Tunnel to Towers race draws 25,000 runners
Dave Quesada wasn't old enough to be a firefighter on Sept. 11, 2001.
But the story of Stephen Siller -- an FDNY firefighter who perished in the Twin Towers that day after running in full gear through the Brooklyn-Battery Tunnel to get to the scene -- was so inspiring that it persuaded Quesada, 23, to retrace Siller's steps.
"It takes a toll on you," Quesada said of the gear. "I was running to get through."
Along with 25 other members of the Mastic Fire Department, Quesada participated in the annual Stephen Siller Tunnel to Towers Run, which attracted 25,000 total participants, organizers said.
The event commemorates the efforts of Siller, who was on his way home to Staten Island after a shift at his Park Slope firehouse when he learned of the terrorist attacks. He couldn't drive through the tunnel, so Siller, who grew up in Rockville Centre, threw on his firefighting gear and started running.
After a fire engine picked him up about three-quarters of the way through the tunnel, Siller, 34, was killed later when the towers collapsed. He left behind his wife and five children.
Now in its 11th year, the run raises money for the foundation that Siller's family started after his death. It supports burn victims, wounded soldiers and disadvantaged children.
Thousands of Long Islanders participated, according to organizers. Sunday's runners included 50 Suffolk police officers, 10 firefighters from Holbrook and several members of the Dowling College men's basketball and lacrosse teams.
While not all had a direct connection to Siller, the event is still personal for many because they knew first responders who perished in the 9/11 attacks.
"I remember sitting in the fire department waiting for my dad to come back," Quesada said, whose father, a former Mastic fire chief, responded to the attack on 9/11 and survived.
His brother Brian Dwyer, 44, of Miller Place, ran Sunday in his memory.
Dwyer, a Suffolk police officer, met his colleagues at 6 a.m. in Rocky Point Sunday morning for the ride to Red Hook. The early wake-up time, he said, was not a tough sell.
"We fill the bus in seconds," Dwyer said. "A lot of people lost friends that day."
Mary Siller Scullin, 64, one of Siller's siblings, attributed the popularity of the race to the resonance of her brother's actions on Sept. 11.

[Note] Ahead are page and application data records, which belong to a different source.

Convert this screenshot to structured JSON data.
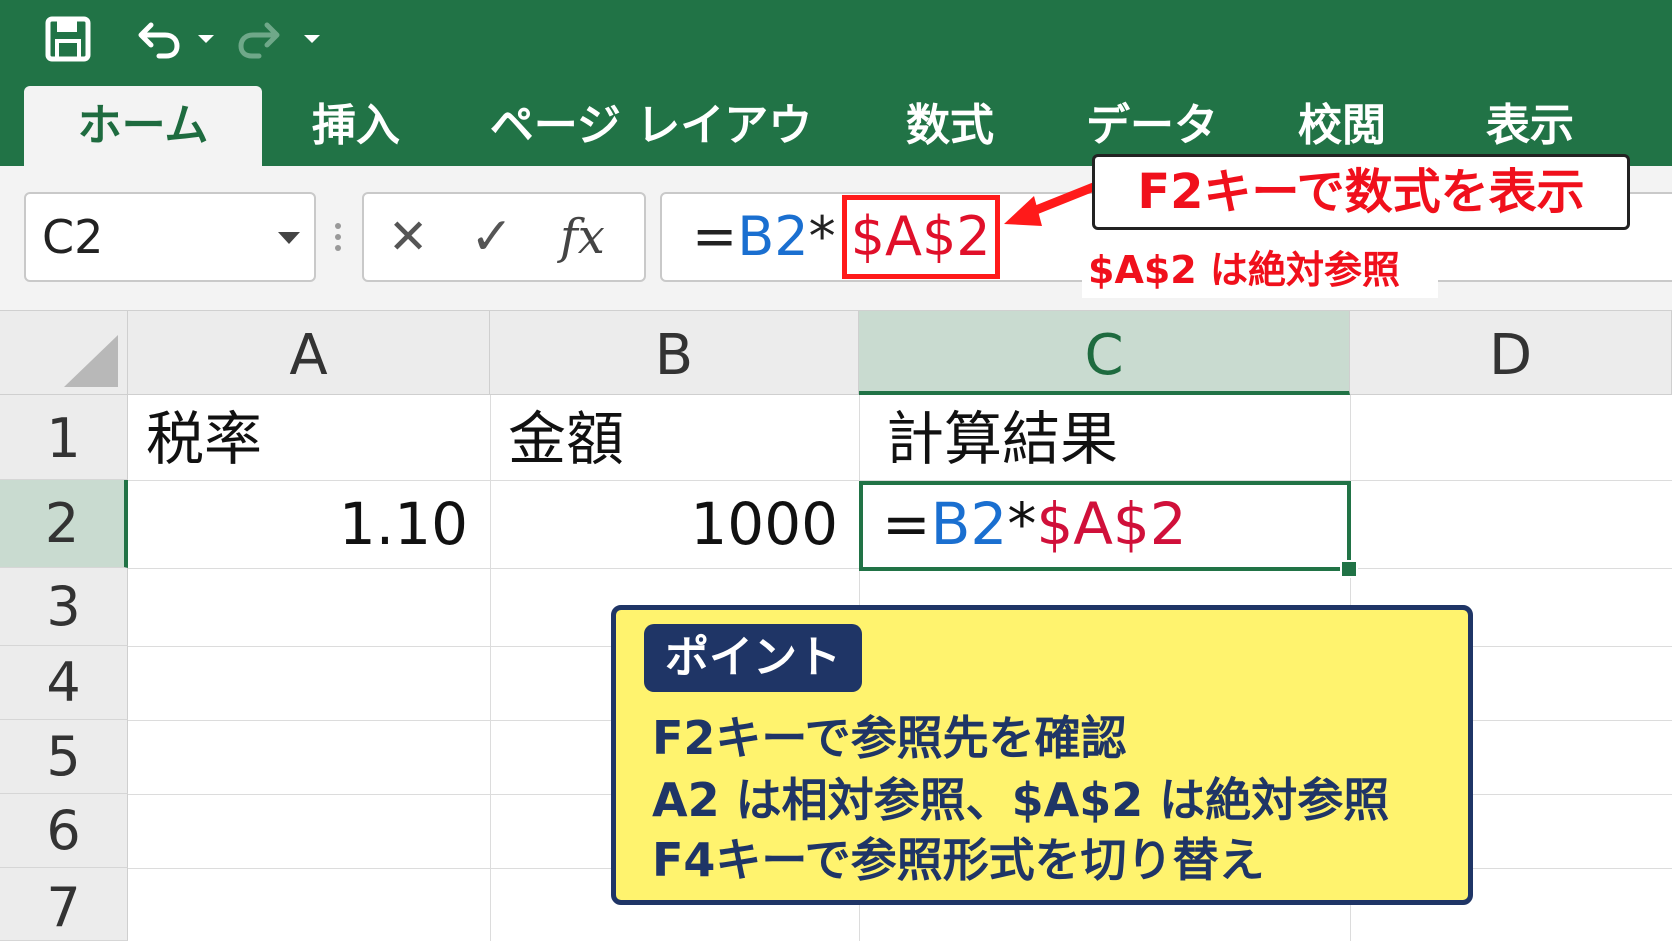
{
  "ribbon": {
    "tabs": [
      {
        "label": "ホーム",
        "active": true
      },
      {
        "label": "挿入"
      },
      {
        "label": "ページ レイアウト"
      },
      {
        "label": "数式"
      },
      {
        "label": "データ"
      },
      {
        "label": "校閲"
      },
      {
        "label": "表示"
      }
    ],
    "quick_access_icons": [
      "save-icon",
      "undo-icon",
      "chevron-down-icon",
      "redo-icon",
      "chevron-down-icon"
    ]
  },
  "formula_bar": {
    "name_box": "C2",
    "cancel_glyph": "✕",
    "enter_glyph": "✓",
    "function_glyph": "fx",
    "formula_prefix": "=",
    "formula_rel": "B2",
    "formula_op": "*",
    "formula_abs": "$A$2"
  },
  "callout": {
    "main": "F2キーで数式を表示",
    "sub": "$A$2 は絶対参照"
  },
  "grid": {
    "columns": [
      "A",
      "B",
      "C",
      "D"
    ],
    "rows": [
      "1",
      "2",
      "3",
      "4",
      "5",
      "6",
      "7"
    ],
    "selected_column": "C",
    "selected_row": "2",
    "cells": {
      "A1": "税率",
      "B1": "金額",
      "C1": "計算結果",
      "A2": "1.10",
      "B2": "1000",
      "C2_prefix": "=",
      "C2_rel": "B2",
      "C2_op": "*",
      "C2_abs": "$A$2"
    }
  },
  "point": {
    "badge": "ポイント",
    "lines": [
      "F2キーで参照先を確認",
      "A2 は相対参照、$A$2 は絶対参照",
      "F4キーで参照形式を切り替え"
    ]
  },
  "colors": {
    "ribbon_green": "#217346",
    "relative_ref": "#1a6fd0",
    "absolute_ref": "#d0103a",
    "highlight_red": "#ff1a1a",
    "point_bg": "#fff36e",
    "point_navy": "#1f3566"
  }
}
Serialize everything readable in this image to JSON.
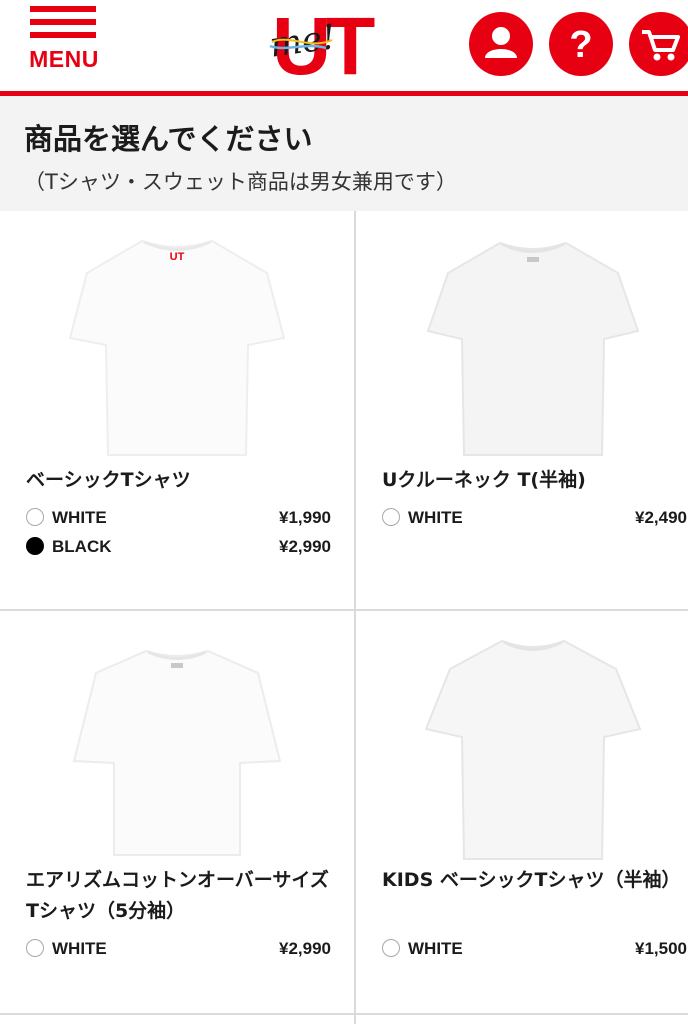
{
  "header": {
    "menu_label": "MENU",
    "logo_main": "UT",
    "logo_script": "me!",
    "brand_color": "#e60012",
    "icons": [
      "account-icon",
      "help-icon",
      "cart-icon"
    ]
  },
  "page": {
    "title": "商品を選んでください",
    "subtitle": "（Tシャツ・スウェット商品は男女兼用です）"
  },
  "products": [
    {
      "name": "ベーシックTシャツ",
      "variants": [
        {
          "color": "WHITE",
          "price": "¥1,990",
          "selected": false
        },
        {
          "color": "BLACK",
          "price": "¥2,990",
          "selected": true
        }
      ]
    },
    {
      "name": "Uクルーネック T(半袖)",
      "variants": [
        {
          "color": "WHITE",
          "price": "¥2,490",
          "selected": false
        }
      ]
    },
    {
      "name": "エアリズムコットンオーバーサイズTシャツ（5分袖）",
      "variants": [
        {
          "color": "WHITE",
          "price": "¥2,990",
          "selected": false
        }
      ]
    },
    {
      "name": "KIDS ベーシックTシャツ（半袖）",
      "variants": [
        {
          "color": "WHITE",
          "price": "¥1,500",
          "selected": false
        }
      ]
    }
  ]
}
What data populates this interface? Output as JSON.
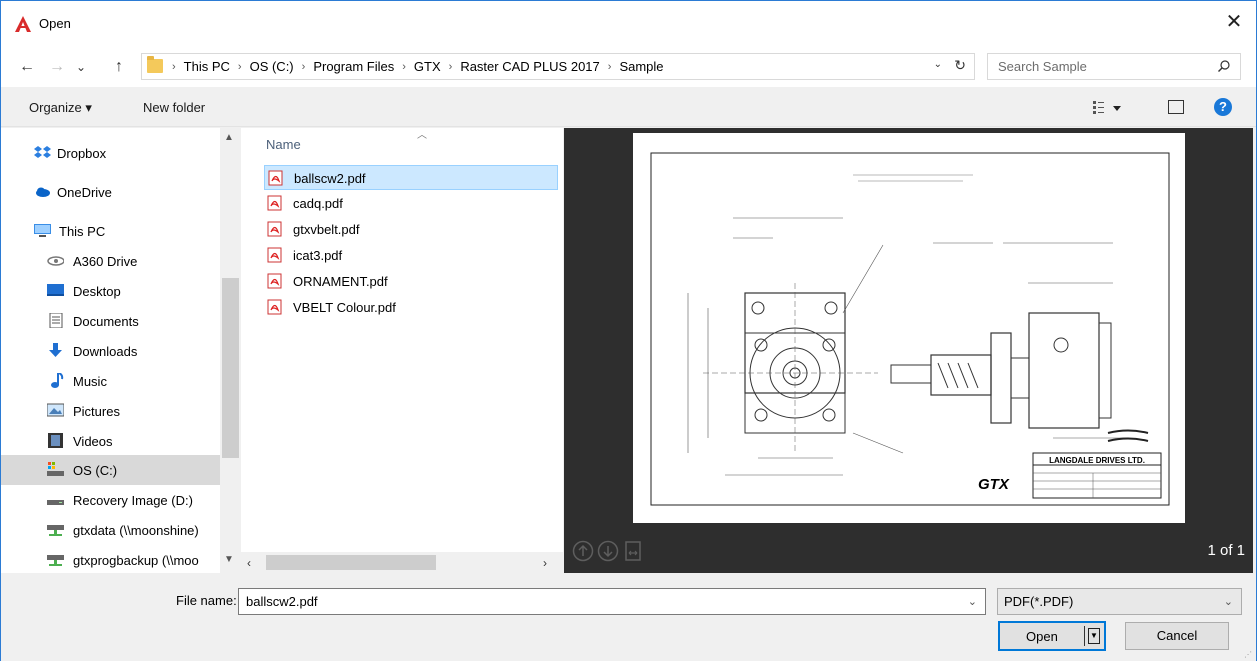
{
  "title": "Open",
  "close_glyph": "✕",
  "nav": {
    "back": "←",
    "forward": "→",
    "recent": "⌄",
    "up": "↑"
  },
  "address": {
    "start_sep": "›",
    "sep": "›",
    "crumbs": [
      "This PC",
      "OS (C:)",
      "Program Files",
      "GTX",
      "Raster CAD PLUS 2017",
      "Sample"
    ],
    "dropdown": "⌄",
    "refresh": "↻"
  },
  "search": {
    "placeholder": "Search Sample"
  },
  "toolbar": {
    "organize": "Organize ▾",
    "new_folder": "New folder",
    "help": "?"
  },
  "sidebar": {
    "items": [
      {
        "label": "Dropbox",
        "icon": "dropbox-icon"
      },
      {
        "label": "OneDrive",
        "icon": "onedrive-icon"
      },
      {
        "label": "This PC",
        "icon": "computer-icon"
      },
      {
        "label": "A360 Drive",
        "icon": "a360-drive-icon"
      },
      {
        "label": "Desktop",
        "icon": "desktop-icon"
      },
      {
        "label": "Documents",
        "icon": "documents-icon"
      },
      {
        "label": "Downloads",
        "icon": "downloads-icon"
      },
      {
        "label": "Music",
        "icon": "music-icon"
      },
      {
        "label": "Pictures",
        "icon": "pictures-icon"
      },
      {
        "label": "Videos",
        "icon": "videos-icon"
      },
      {
        "label": "OS (C:)",
        "icon": "drive-icon",
        "selected": true
      },
      {
        "label": "Recovery Image (D:)",
        "icon": "drive-icon"
      },
      {
        "label": "gtxdata (\\\\moonshine)",
        "icon": "network-drive-icon"
      },
      {
        "label": "gtxprogbackup (\\\\moo",
        "icon": "network-drive-icon"
      }
    ]
  },
  "files": {
    "column_header": "Name",
    "items": [
      {
        "name": "ballscw2.pdf",
        "selected": true
      },
      {
        "name": "cadq.pdf"
      },
      {
        "name": "gtxvbelt.pdf"
      },
      {
        "name": "icat3.pdf"
      },
      {
        "name": "ORNAMENT.pdf"
      },
      {
        "name": "VBELT Colour.pdf"
      }
    ]
  },
  "preview": {
    "page_count": "1 of 1",
    "drawing": {
      "company": "LANGDALE DRIVES LTD.",
      "logo": "GTX"
    }
  },
  "footer": {
    "file_name_label": "File name:",
    "file_name_value": "ballscw2.pdf",
    "filter_value": "PDF(*.PDF)",
    "open_label": "Open",
    "cancel_label": "Cancel"
  },
  "colors": {
    "accent": "#0078d7",
    "selection": "#cce8ff",
    "preview_bg": "#2e2e2e",
    "autocad_red": "#d92b2b"
  }
}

"Stephen's story is compelling and universal," she said. "It's about our need for recognizing the incredible human spirit that we have."